Former U.S. Ambassador to Plead Guilty to Illegal Lobbying and Hiding Gifts
WASHINGTON — Richard G. Olson, a retired diplomat who recently served as ambassador to Pakistan and the United Arab Emirates, said he would plead guilty to charges of illegally lobbying for the government of Qatar and failure to disclose gifts he received while he was an ambassador, according to court documents.
Mr. Olson, who worked as a Foreign Service officer for 34 years, was U.S. special representative for Afghanistan and Pakistan from 2015 until 2016, when he retired. In that role, he reported directly to Secretary of State John Kerry. From 2012 to 2015, he was the ambassador to Pakistan. His first tour as an ambassador was in the United Arab Emirates, from 2008 to 2011.
The Justice Department said in a filing that Mr. Olson had avoided disclosing in required ethics documents that he had received a first-class airplane ticket from New Mexico to London valued at more than $18,000 and a stay in a luxury hotel in London in January 2015.
The payments were made by a Pakistani American businessman whose name was not revealed in the documents. In London, the ambassador met with a businessman from Bahrain, who soon offered him a one-year contract with a salary of $300,000 that would start after he left the State Department.
The U.S. government bars senior officials from doing lobbying work on behalf of foreign entities during a “cooling off” period of one year after they leave the government. Mr. Olson violated this when he went to work for the Pakistani American businessman in December 2016 and began receiving monthly payments of $20,000. The businessman’s company did lobbying for the government of Qatar.
The details of the case against Mr. Olson were reported earlier on Wednesday by Axios. The court documents were filed with a federal court in the Central District of California in early April. The two charges brought by the Justice Department are misdemeanors. Mr. Olson was not charged with violating the Foreign Agents Registration Act.
Mr. Olson’s lawyer, Michael Hannon, did not provide comment for this article.
Mr. Olson lobbied on behalf of Qatar in Washington on two issues, the Justice Department said in the filings. The first involved efforts to persuade American officials to establish a U.S. Customs and Border Protection preclearance facility in the main airport in Doha, Qatar. Having such a facility gives a host country and its national airlines significant advantages in operating flights to the United States — the airlines can fly directly to more than 160 destinations in the United States even if the U.S. airport has no customs clearance facilities.
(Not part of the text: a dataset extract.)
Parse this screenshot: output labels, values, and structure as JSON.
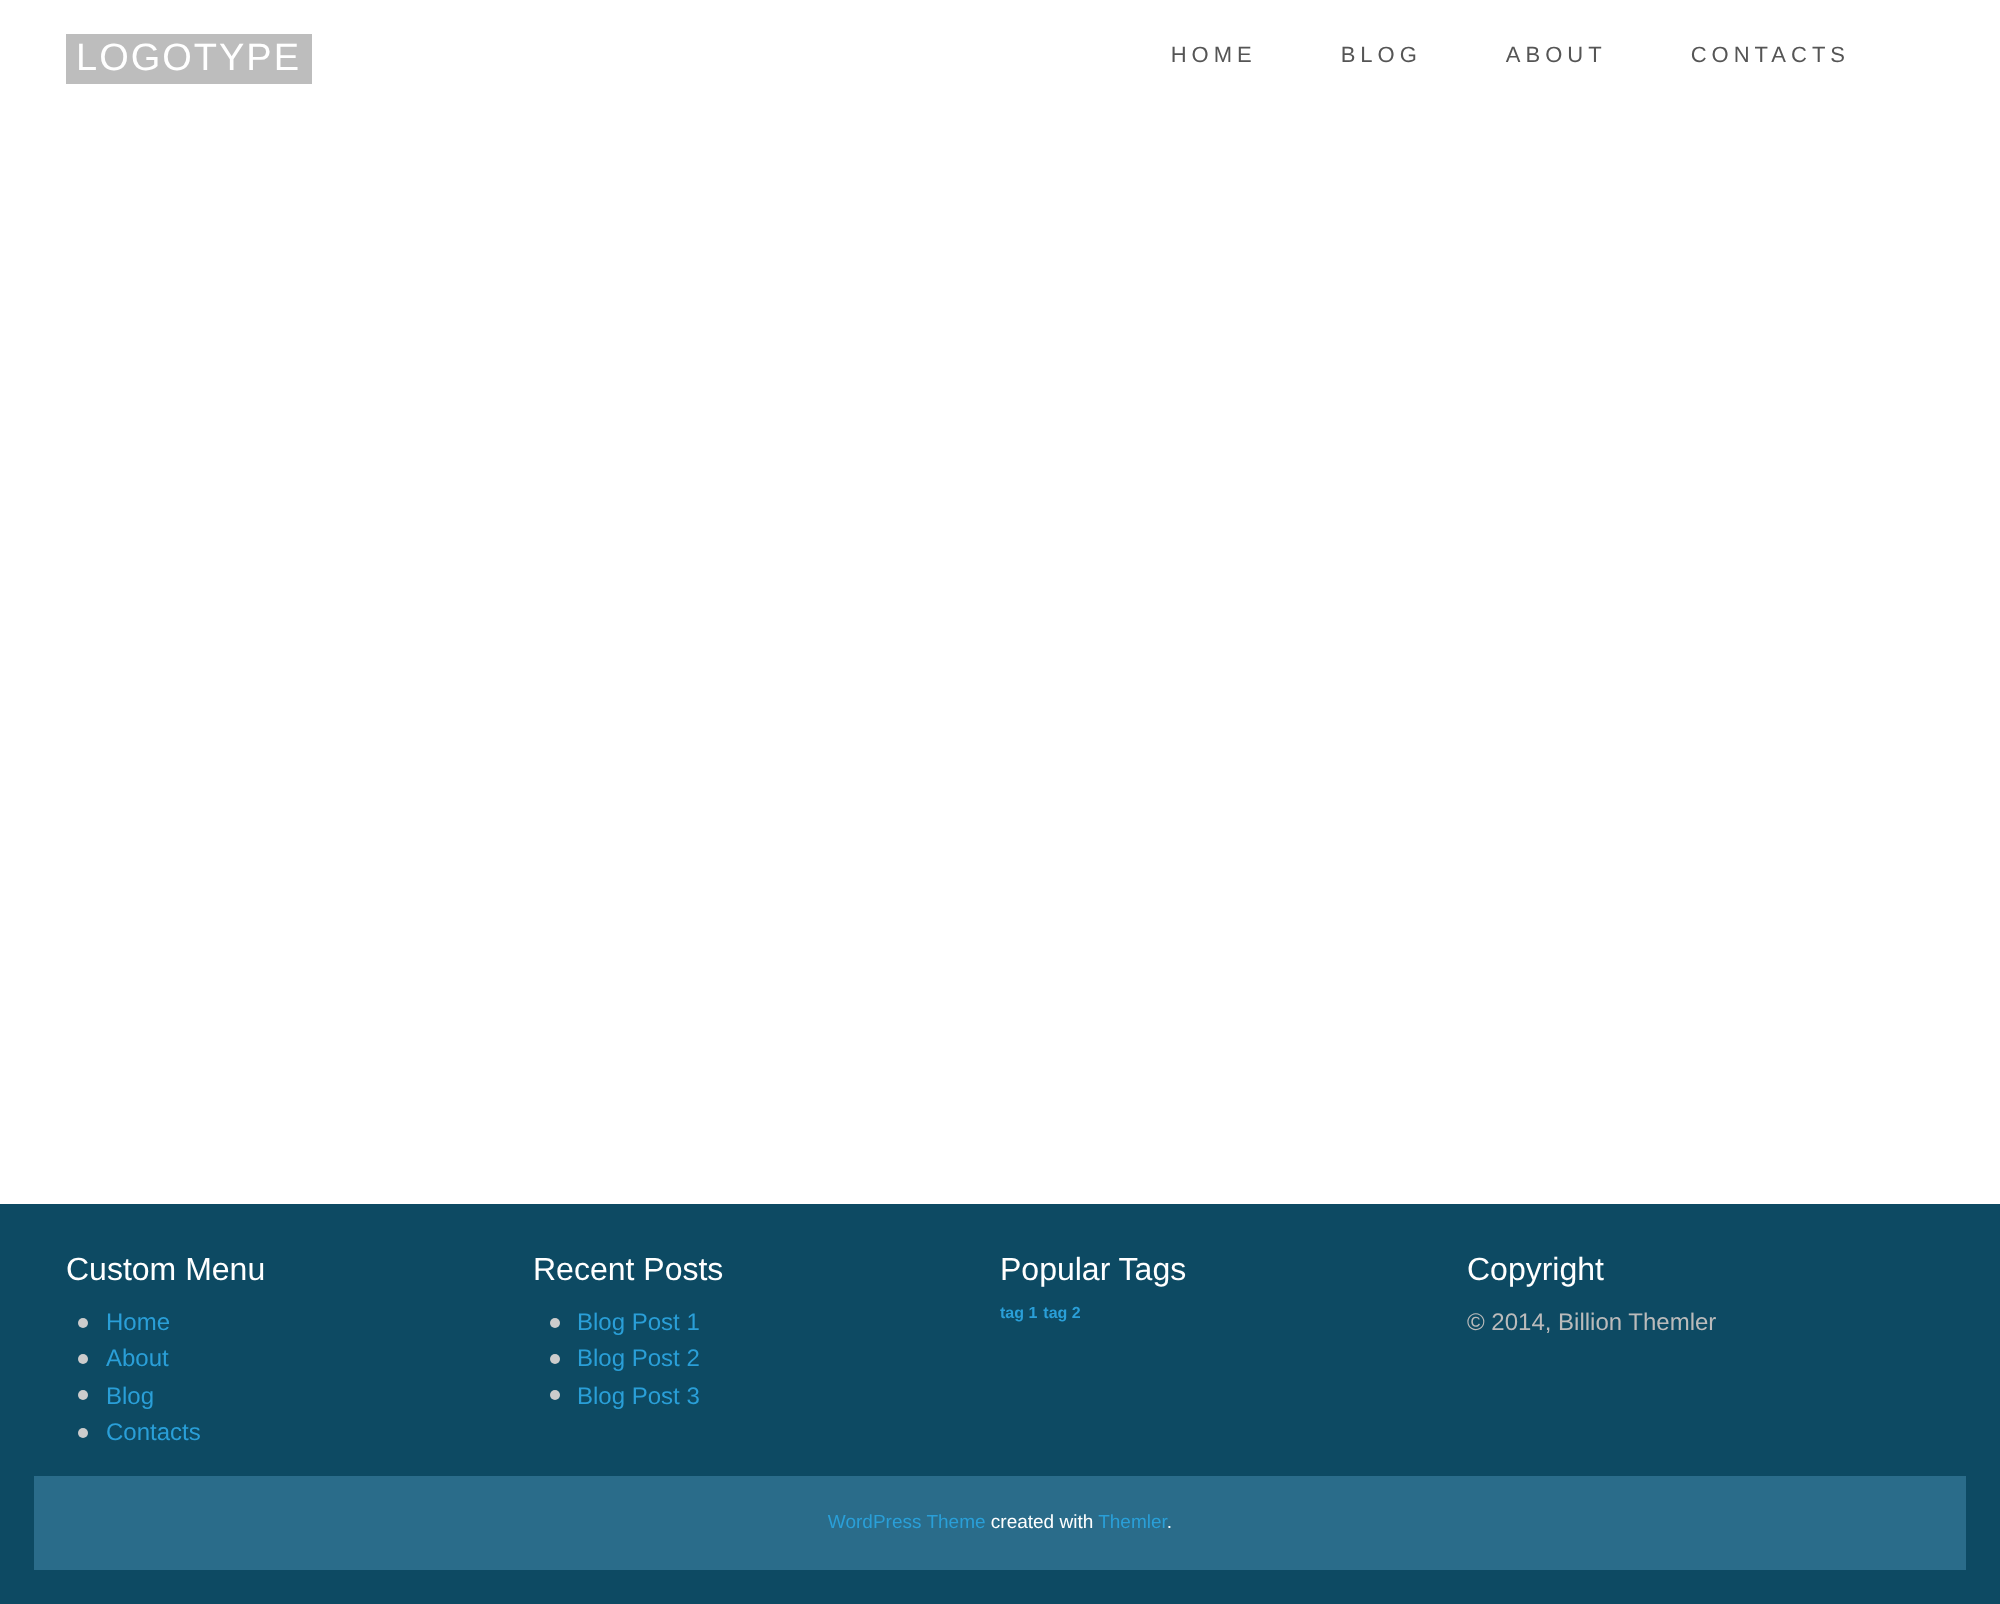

Prosecutors indicated in a court filing that the Pakistani American businessman’s company was being paid by a company associated with a Qatari official to get Washington to set up such a facility in Doha. According to the filing, the businessman drew up a contract in October 2016 that said a holding company controlled by a Qatari government official would pay the businessman’s company $3.5 million per year plus a 20 percent “success fee.”
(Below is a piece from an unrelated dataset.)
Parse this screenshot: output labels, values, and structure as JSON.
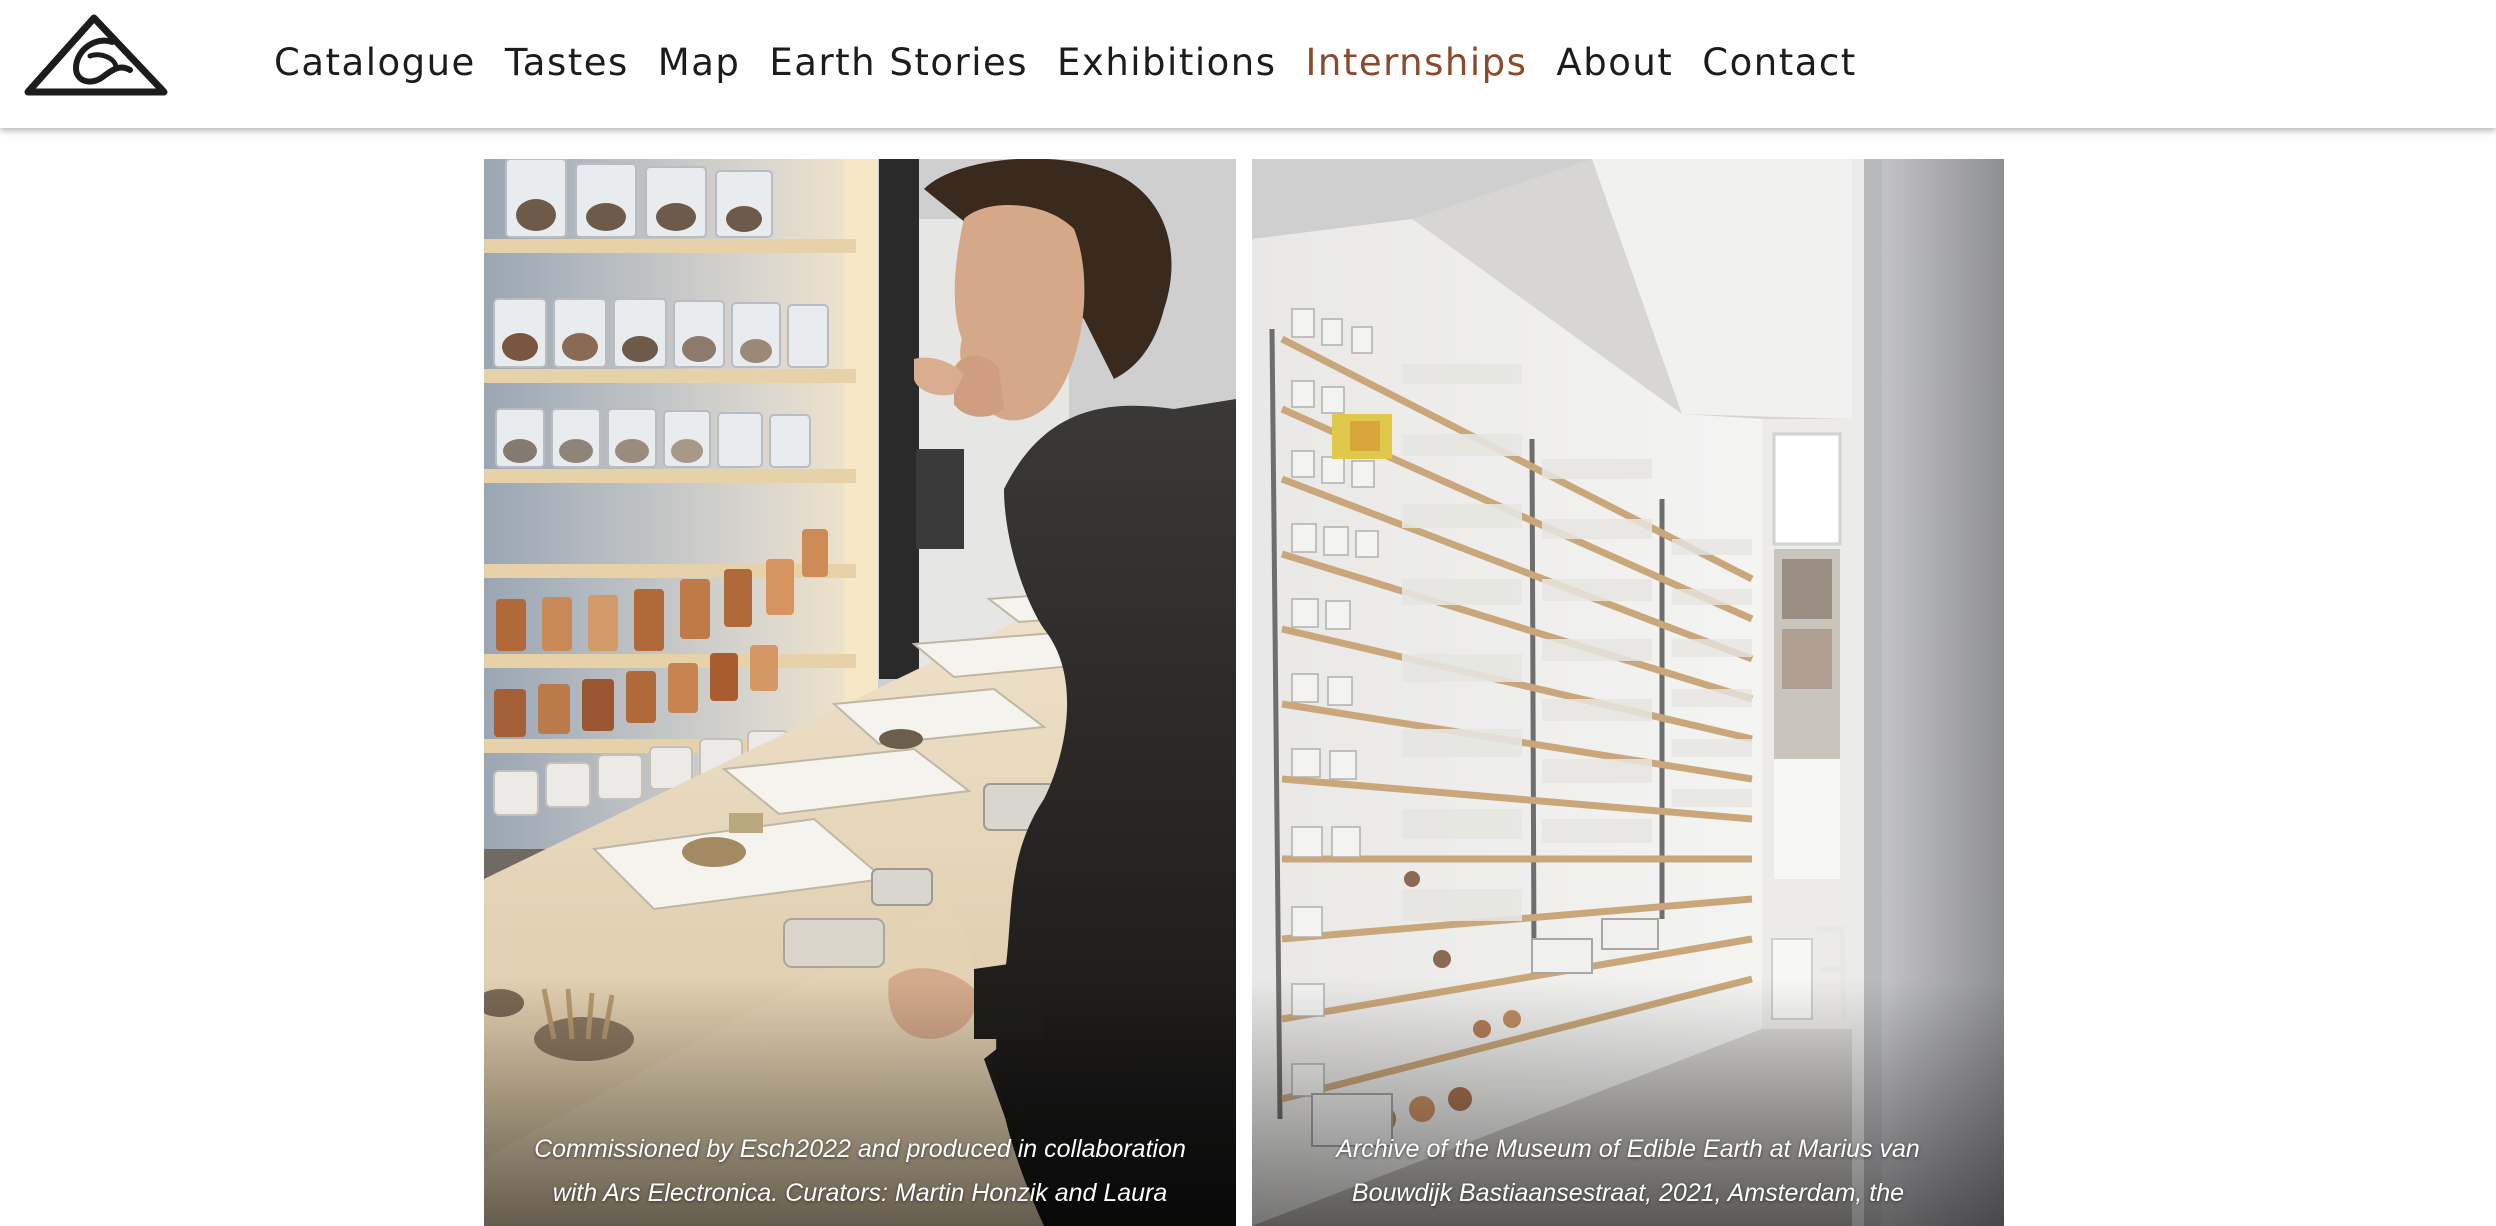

The filing noted that the United Arab Emirates, a rival to Qatar and where Mr. Olson had served as ambassador, had a preclearance facility. In April 2013, the State Department signed a treaty with the Emirates that established the facility at Abu Dhabi International Airport.
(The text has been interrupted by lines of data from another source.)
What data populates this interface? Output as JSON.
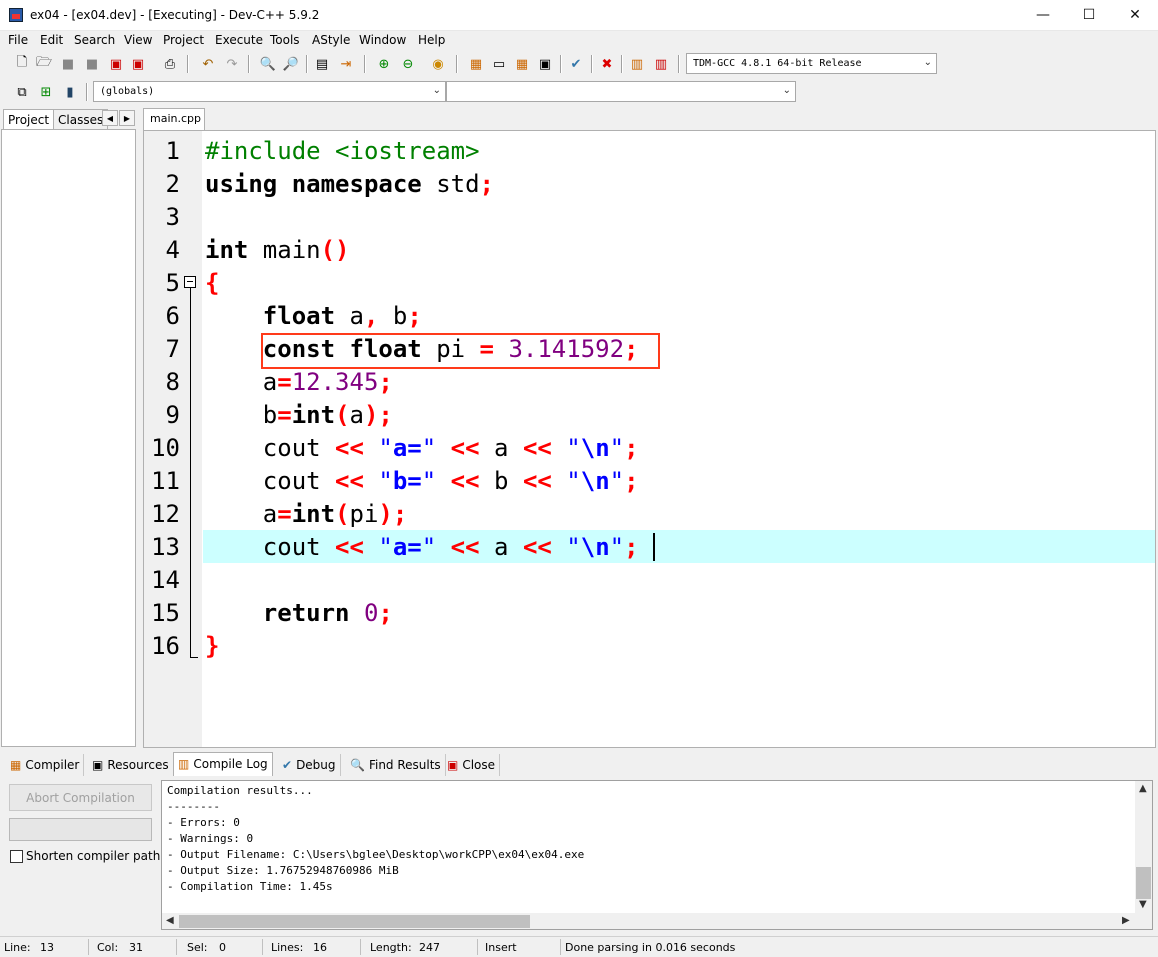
{
  "window": {
    "title": "ex04 - [ex04.dev] - [Executing] - Dev-C++ 5.9.2",
    "min_glyph": "—",
    "max_glyph": "☐",
    "close_glyph": "✕"
  },
  "menu": [
    "File",
    "Edit",
    "Search",
    "View",
    "Project",
    "Execute",
    "Tools",
    "AStyle",
    "Window",
    "Help"
  ],
  "toolbar": {
    "compiler_select": "TDM-GCC 4.8.1 64-bit Release",
    "scope_select": "(globals)",
    "function_select": ""
  },
  "left_panel": {
    "tabs": [
      "Project",
      "Classes"
    ],
    "scroll_left": "◀",
    "scroll_right": "▶"
  },
  "editor": {
    "file_tab": "main.cpp",
    "line_numbers": [
      "1",
      "2",
      "3",
      "4",
      "5",
      "6",
      "7",
      "8",
      "9",
      "10",
      "11",
      "12",
      "13",
      "14",
      "15",
      "16"
    ]
  },
  "bottom_tabs": [
    "Compiler",
    "Resources",
    "Compile Log",
    "Debug",
    "Find Results",
    "Close"
  ],
  "compile_panel": {
    "abort_label": "Abort Compilation",
    "shorten_label": "Shorten compiler paths",
    "shorten_checked": false,
    "log": [
      "Compilation results...",
      "--------",
      "- Errors: 0",
      "- Warnings: 0",
      "- Output Filename: C:\\Users\\bglee\\Desktop\\workCPP\\ex04\\ex04.exe",
      "- Output Size: 1.76752948760986 MiB",
      "- Compilation Time: 1.45s"
    ]
  },
  "statusbar": {
    "line_label": "Line:",
    "line_value": "13",
    "col_label": "Col:",
    "col_value": "31",
    "sel_label": "Sel:",
    "sel_value": "0",
    "lines_label": "Lines:",
    "lines_value": "16",
    "length_label": "Length:",
    "length_value": "247",
    "mode": "Insert",
    "message": "Done parsing in 0.016 seconds"
  },
  "colors": {
    "keyword": "#000000",
    "preprocessor": "#008000",
    "symbol": "#ff0000",
    "number": "#800080",
    "string": "#0000ff",
    "current_line": "#ccffff",
    "highlight_box": "#ff3a1a"
  }
}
The other lobbying effort in which Mr. Olson was involved occurred after Saudi Arabia, the Emirates, Bahrain and Egypt cut diplomatic ties with Qatar in 2017 and blocked flights and ships from Qatar from using their airspace and sea lanes. The rupture became an international crisis. American military officials had to scramble to deal with the consequences of the blockade because the U.S. military’s main air base in the Middle East is in Qatar.
Rex Tillerson, the first secretary of state under President Donald J. Trump, told U.S. lawmakers in 2019, a year after he had been forced out, that he had been taken by surprise by the diplomatic crisis. He said Jared Kushner, Mr. Trump’s son-in-law and a White House adviser, had spoken secretly with Saudi and Emirati leaders about their plans to impose the blockade during a visit to Riyadh in 2017.
Mr. Olson was paid to lobby officials in the Trump administration to encourage the U.S. government to help get the blockade lifted and repair diplomatic relations among the Persian Gulf nations, the Justice Department prosecutors said in their filing.
Qatar and the Emirates have poured money into Washington-based companies and research groups in recent years to try to influence U.S. policy. Thomas J. Barrack Jr., a friend of Mr. Trump, was arrested in July 2021 on charges of illegally lobbying for the Emirates. Elliott Broidy, a Trump ally and former Republican official, also lobbied on behalf of the Emirates, and he was charged in 2020 with illegally lobbying for a Malaysian financier.
Mr. Olson received multiple awards during his more than three decades in the Foreign Service, according to an official online biography. He retired as a career minister, the second-highest rank in the service.
Mr. Olson was also posted in Mexico, Uganda, Tunisia, Saudi Arabia, Ethiopia and Iraq.
When Mr. Olson retired in November 2016, Mr. Kerry said in a statement, “Rick is quite simply one of our most distinguished diplomats, a career member of the Senior Foreign Service who has been on the forefront of our work in the Middle East, Africa and most recently in Afghanistan and Pakistan.”